◆ **How to complete this task**
Lines in the listing below may contain the word "type". State how many do, and nothing more.

+++ Data records

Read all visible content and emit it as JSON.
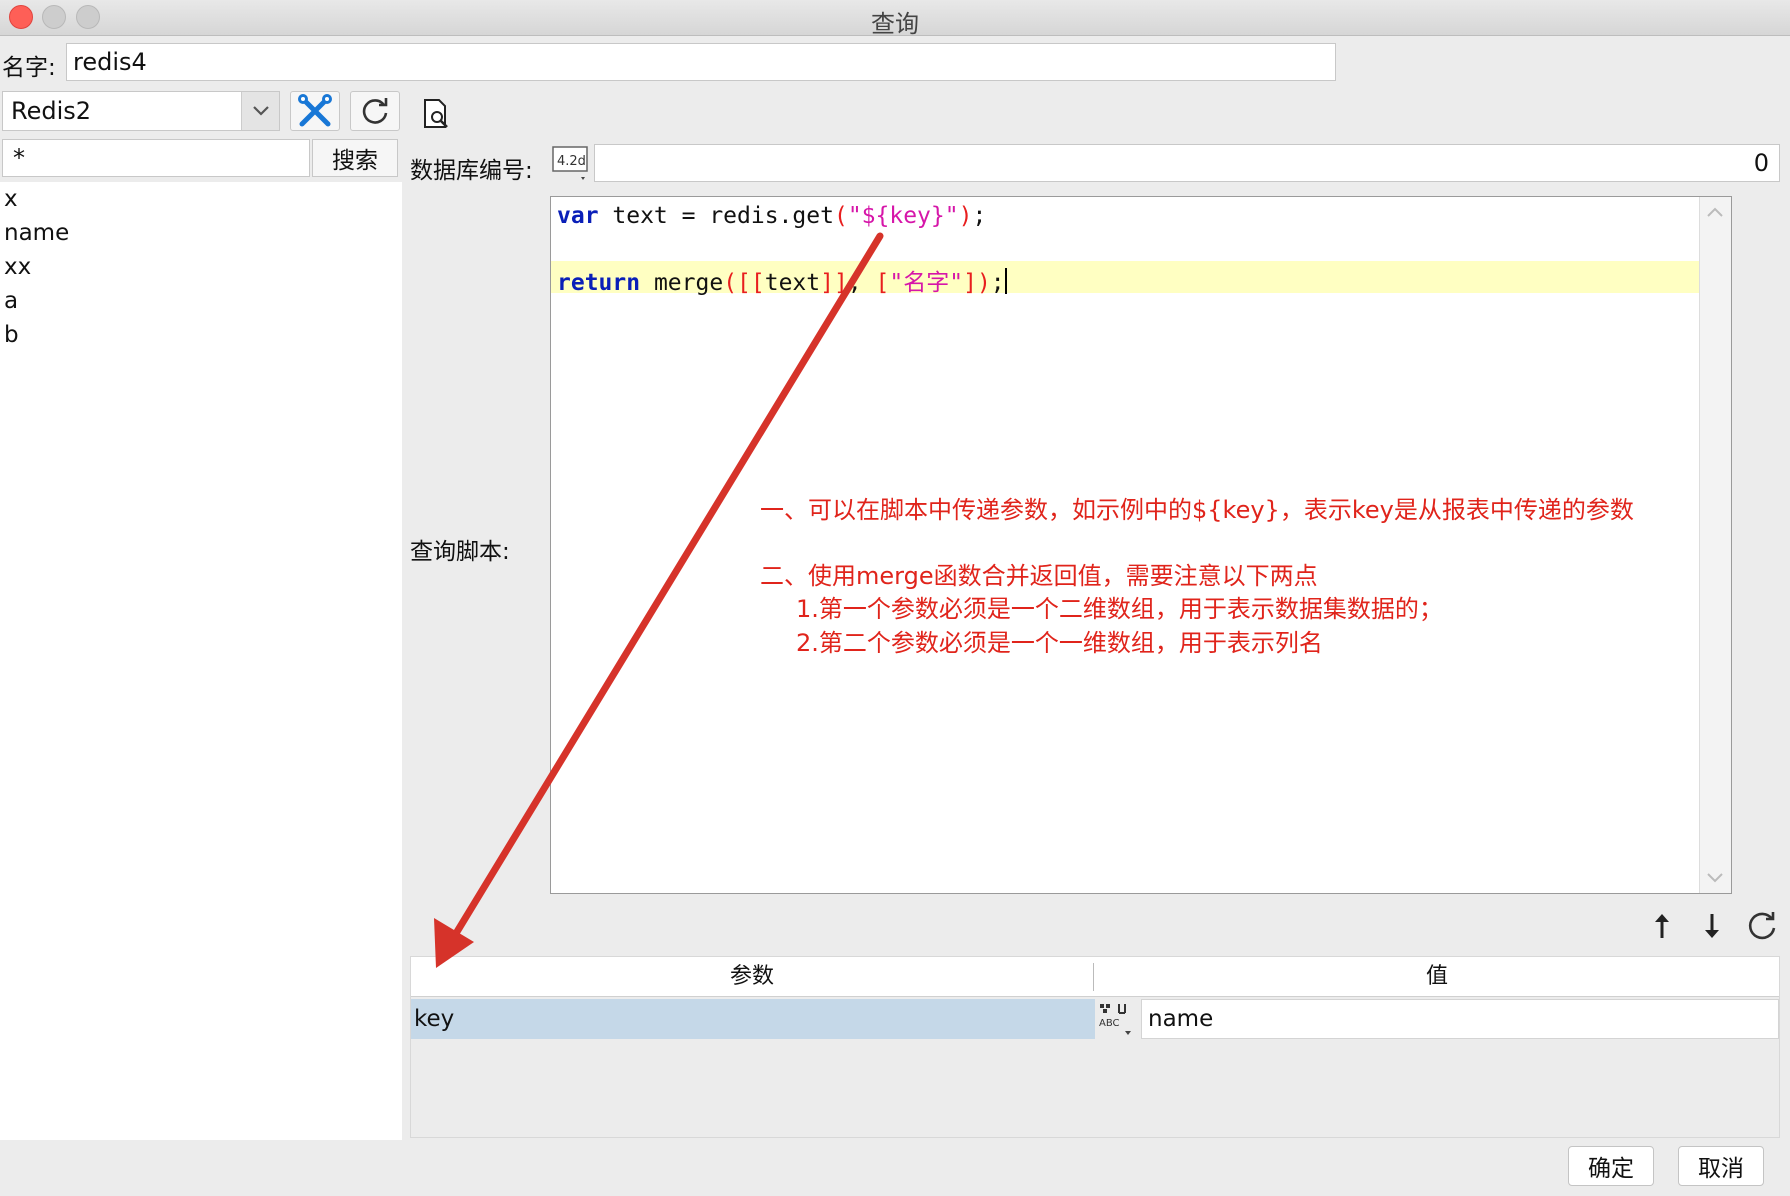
{
  "window": {
    "title": "查询",
    "traffic_lights": {
      "close": "#fe5f57",
      "minimize": "#cdcdcd",
      "maximize": "#cdcdcd"
    }
  },
  "name_row": {
    "label": "名字:",
    "value": "redis4"
  },
  "toolbar": {
    "datasource": "Redis2",
    "icons": [
      "dropdown-chevron-icon",
      "tools-icon",
      "refresh-icon",
      "preview-icon"
    ]
  },
  "search": {
    "value": "*",
    "button_label": "搜索"
  },
  "keys": [
    "x",
    "name",
    "xx",
    "a",
    "b"
  ],
  "db_number": {
    "label": "数据库编号:",
    "value": "0",
    "icon": "number-type-icon"
  },
  "script": {
    "label": "查询脚本:",
    "line1": {
      "kw": "var",
      "pre": " text = redis.get",
      "paren_open": "(",
      "string": "\"${key}\"",
      "paren_close": ")",
      "end": ";"
    },
    "line2": {
      "kw": "return",
      "pre": " merge",
      "open": "([[",
      "text": "text",
      "close": "]]",
      "comma": ", ",
      "lb": "[",
      "string": "\"名字\"",
      "rb": "])",
      "end": ";"
    }
  },
  "annotations": {
    "color": "#e0241b",
    "note1": "一、可以在脚本中传递参数，如示例中的${key}，表示key是从报表中传递的参数",
    "note2": "二、使用merge函数合并返回值，需要注意以下两点",
    "note2_1": "1.第一个参数必须是一个二维数组，用于表示数据集数据的；",
    "note2_2": "2.第二个参数必须是一个一维数组，用于表示列名"
  },
  "params": {
    "headers": {
      "param": "参数",
      "value": "值"
    },
    "rows": [
      {
        "param": "key",
        "value": "name",
        "type_icon": "abc-type-icon"
      }
    ],
    "actions": [
      "move-up-icon",
      "move-down-icon",
      "refresh-icon"
    ]
  },
  "footer": {
    "ok_label": "确定",
    "cancel_label": "取消"
  }
}
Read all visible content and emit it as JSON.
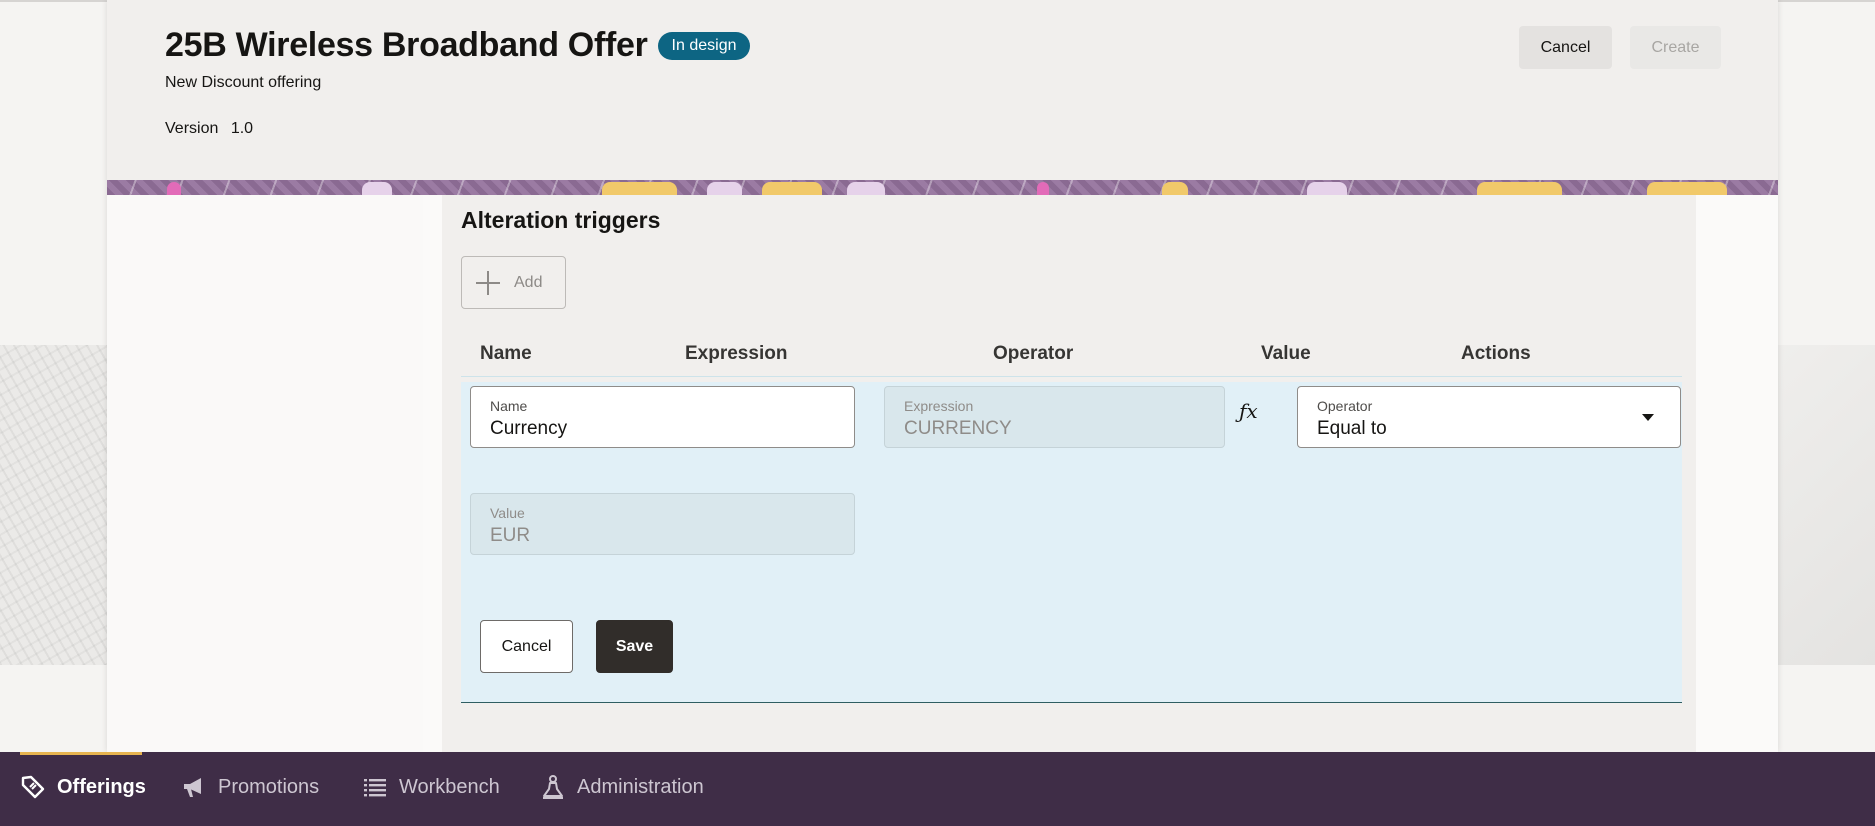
{
  "header": {
    "title": "25B Wireless Broadband Offer",
    "status": "In design",
    "subtitle": "New Discount offering",
    "version_label": "Version",
    "version_value": "1.0",
    "cancel_label": "Cancel",
    "create_label": "Create"
  },
  "section": {
    "title": "Alteration triggers",
    "add_label": "Add"
  },
  "table": {
    "columns": [
      "Name",
      "Expression",
      "Operator",
      "Value",
      "Actions"
    ]
  },
  "edit_row": {
    "name": {
      "label": "Name",
      "value": "Currency"
    },
    "expression": {
      "label": "Expression",
      "value": "CURRENCY"
    },
    "operator": {
      "label": "Operator",
      "value": "Equal to"
    },
    "value": {
      "label": "Value",
      "value": "EUR"
    },
    "fx": "ƒx",
    "cancel_label": "Cancel",
    "save_label": "Save"
  },
  "nav": {
    "items": [
      {
        "label": "Offerings",
        "icon": "tag-icon",
        "active": true
      },
      {
        "label": "Promotions",
        "icon": "megaphone-icon",
        "active": false
      },
      {
        "label": "Workbench",
        "icon": "list-icon",
        "active": false
      },
      {
        "label": "Administration",
        "icon": "admin-flask-icon",
        "active": false
      }
    ]
  },
  "colors": {
    "badge": "#0d6583",
    "nav_bg": "#3f2d47",
    "nav_indicator": "#e7b450",
    "edit_row_bg": "#e1f0f7",
    "save_button": "#312d2a"
  }
}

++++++

◆ **Reply**
2